→ WHAT NEEDS TO BE DONE: Copy every record word for word. The images stay behind.

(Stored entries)
==============================
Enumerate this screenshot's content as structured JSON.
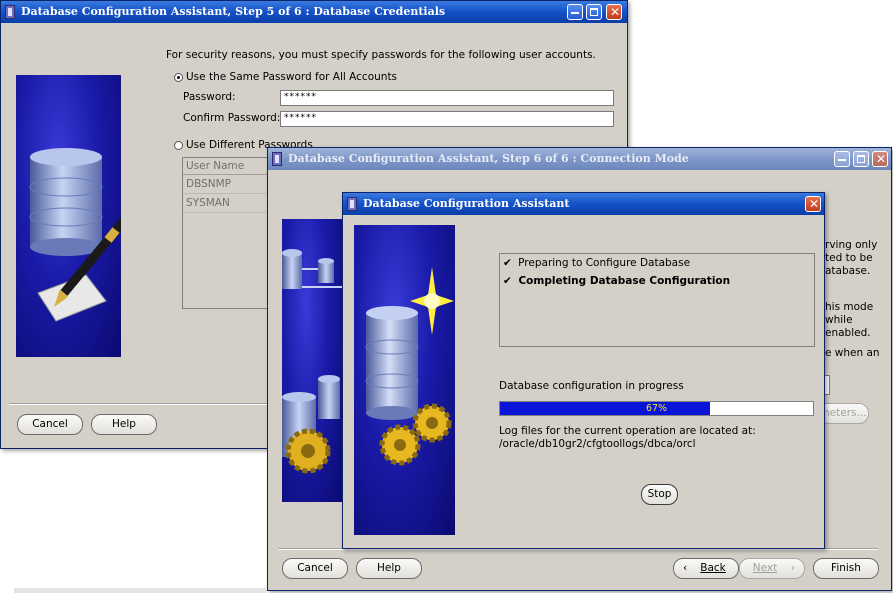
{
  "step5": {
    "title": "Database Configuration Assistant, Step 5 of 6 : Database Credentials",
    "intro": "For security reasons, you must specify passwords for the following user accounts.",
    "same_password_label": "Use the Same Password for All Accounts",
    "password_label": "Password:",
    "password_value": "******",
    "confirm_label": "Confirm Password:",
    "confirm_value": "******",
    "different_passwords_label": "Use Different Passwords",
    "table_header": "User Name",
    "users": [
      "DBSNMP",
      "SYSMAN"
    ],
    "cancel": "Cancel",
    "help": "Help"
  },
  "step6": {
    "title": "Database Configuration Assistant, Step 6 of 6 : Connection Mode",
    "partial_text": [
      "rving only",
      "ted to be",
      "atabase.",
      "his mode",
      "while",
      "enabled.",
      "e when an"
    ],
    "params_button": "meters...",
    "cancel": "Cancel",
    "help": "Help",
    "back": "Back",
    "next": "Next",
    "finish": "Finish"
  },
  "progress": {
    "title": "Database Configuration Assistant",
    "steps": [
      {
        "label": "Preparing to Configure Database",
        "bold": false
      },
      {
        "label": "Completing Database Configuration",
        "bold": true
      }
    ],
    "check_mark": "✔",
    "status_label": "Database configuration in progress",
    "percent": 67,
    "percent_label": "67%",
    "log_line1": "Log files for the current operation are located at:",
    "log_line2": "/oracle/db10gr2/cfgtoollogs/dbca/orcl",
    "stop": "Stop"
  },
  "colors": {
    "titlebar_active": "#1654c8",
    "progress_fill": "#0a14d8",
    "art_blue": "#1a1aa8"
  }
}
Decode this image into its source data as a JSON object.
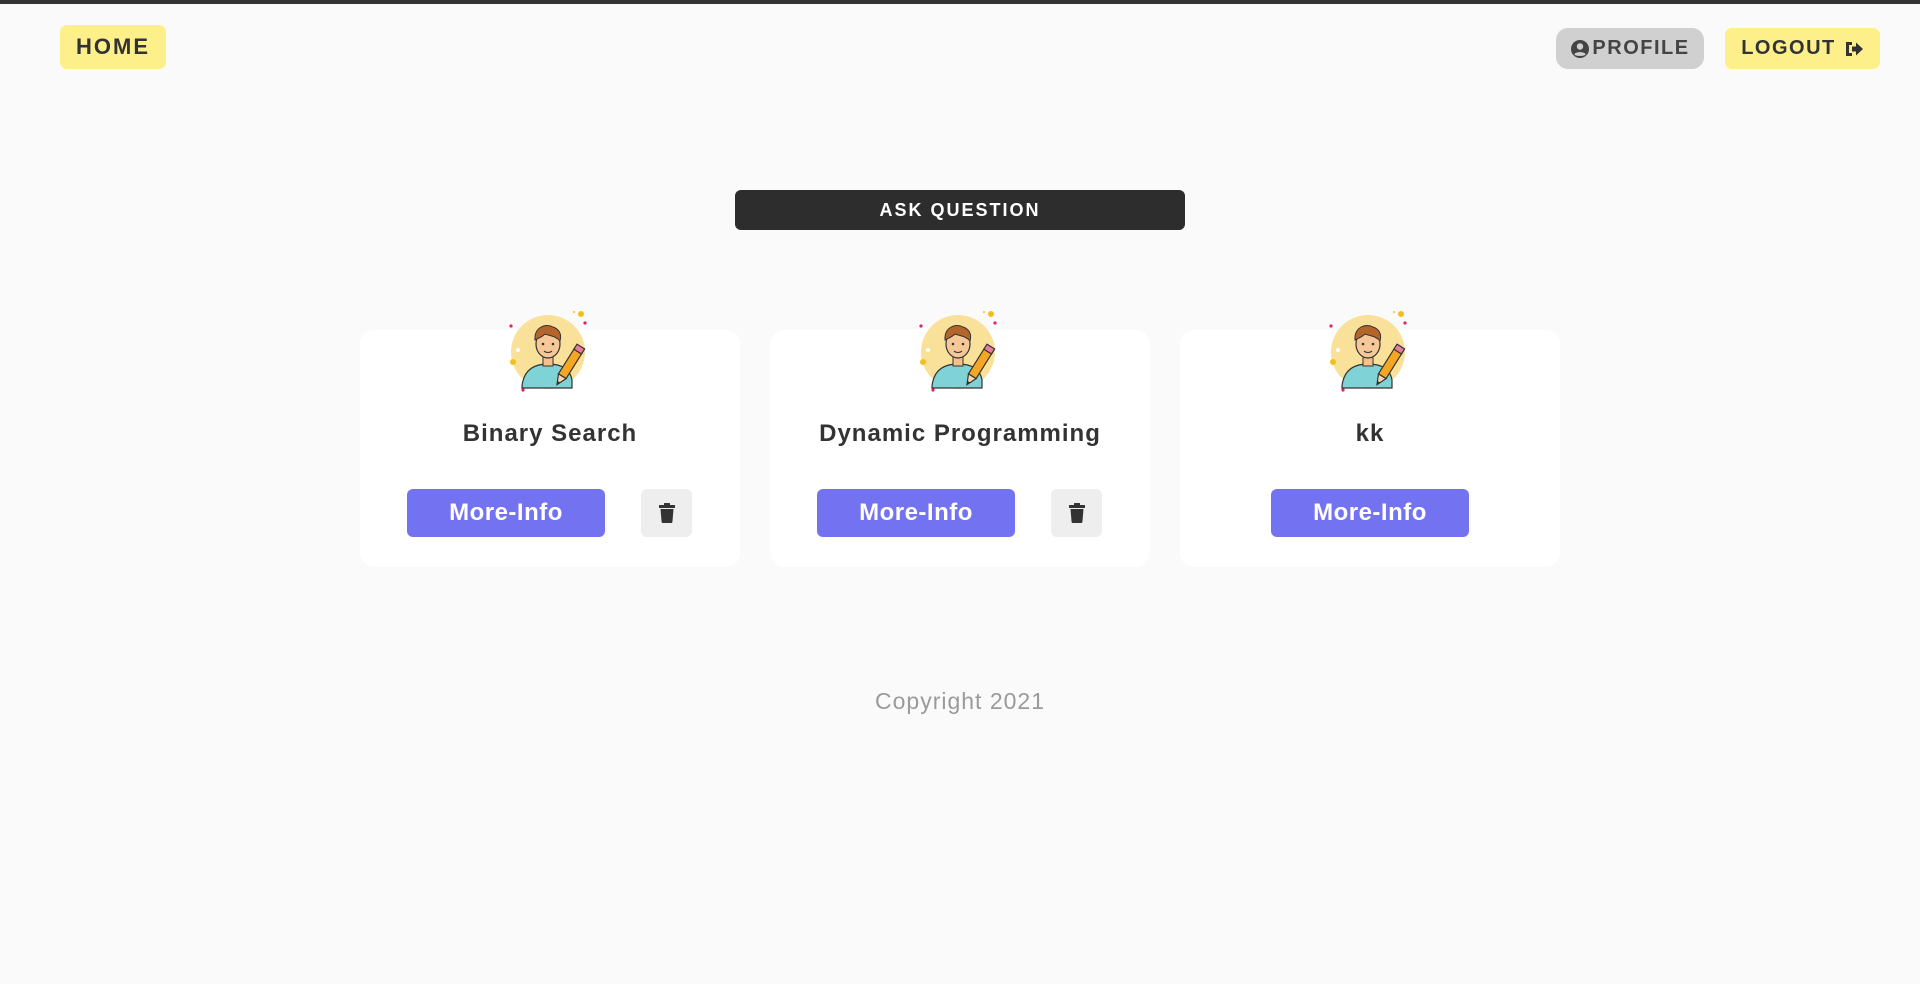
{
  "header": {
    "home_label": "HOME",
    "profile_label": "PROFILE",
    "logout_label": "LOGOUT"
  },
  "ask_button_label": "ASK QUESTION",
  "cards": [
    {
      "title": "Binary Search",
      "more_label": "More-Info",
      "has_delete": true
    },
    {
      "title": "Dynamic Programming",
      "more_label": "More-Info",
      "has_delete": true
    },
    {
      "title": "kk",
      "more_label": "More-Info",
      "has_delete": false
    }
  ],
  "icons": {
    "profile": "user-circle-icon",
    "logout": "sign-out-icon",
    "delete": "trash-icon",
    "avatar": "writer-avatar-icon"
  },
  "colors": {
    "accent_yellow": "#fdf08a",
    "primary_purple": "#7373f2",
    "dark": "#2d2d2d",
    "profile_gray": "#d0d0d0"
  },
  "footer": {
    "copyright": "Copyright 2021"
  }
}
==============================
→ ANSWER SPACE:
Enumerate this screenshot's content as structured JSON.
{
  "step5": {
    "title": "Database Configuration Assistant, Step 5 of 6 : Database Credentials",
    "intro": "For security reasons, you must specify passwords for the following user accounts.",
    "same_password_label": "Use the Same Password for All Accounts",
    "password_label": "Password:",
    "password_value": "******",
    "confirm_label": "Confirm Password:",
    "confirm_value": "******",
    "different_passwords_label": "Use Different Passwords",
    "table_header": "User Name",
    "users": [
      "DBSNMP",
      "SYSMAN"
    ],
    "cancel": "Cancel",
    "help": "Help"
  },
  "step6": {
    "title": "Database Configuration Assistant, Step 6 of 6 : Connection Mode",
    "partial_text": [
      "rving only",
      "ted to be",
      "atabase.",
      "his mode",
      "while",
      "enabled.",
      "e when an"
    ],
    "params_button": "meters...",
    "cancel": "Cancel",
    "help": "Help",
    "back": "Back",
    "next": "Next",
    "finish": "Finish"
  },
  "progress": {
    "title": "Database Configuration Assistant",
    "steps": [
      {
        "label": "Preparing to Configure Database",
        "bold": false
      },
      {
        "label": "Completing Database Configuration",
        "bold": true
      }
    ],
    "check_mark": "✔",
    "status_label": "Database configuration in progress",
    "percent": 67,
    "percent_label": "67%",
    "log_line1": "Log files for the current operation are located at:",
    "log_line2": "/oracle/db10gr2/cfgtoollogs/dbca/orcl",
    "stop": "Stop"
  },
  "colors": {
    "titlebar_active": "#1654c8",
    "progress_fill": "#0a14d8",
    "art_blue": "#1a1aa8"
  }
}
Decode this image into its source data as a JSON object.
{
  "header": {
    "home_label": "HOME",
    "profile_label": "PROFILE",
    "logout_label": "LOGOUT"
  },
  "ask_button_label": "ASK QUESTION",
  "cards": [
    {
      "title": "Binary Search",
      "more_label": "More-Info",
      "has_delete": true
    },
    {
      "title": "Dynamic Programming",
      "more_label": "More-Info",
      "has_delete": true
    },
    {
      "title": "kk",
      "more_label": "More-Info",
      "has_delete": false
    }
  ],
  "icons": {
    "profile": "user-circle-icon",
    "logout": "sign-out-icon",
    "delete": "trash-icon",
    "avatar": "writer-avatar-icon"
  },
  "colors": {
    "accent_yellow": "#fdf08a",
    "primary_purple": "#7373f2",
    "dark": "#2d2d2d",
    "profile_gray": "#d0d0d0"
  },
  "footer": {
    "copyright": "Copyright 2021"
  }
}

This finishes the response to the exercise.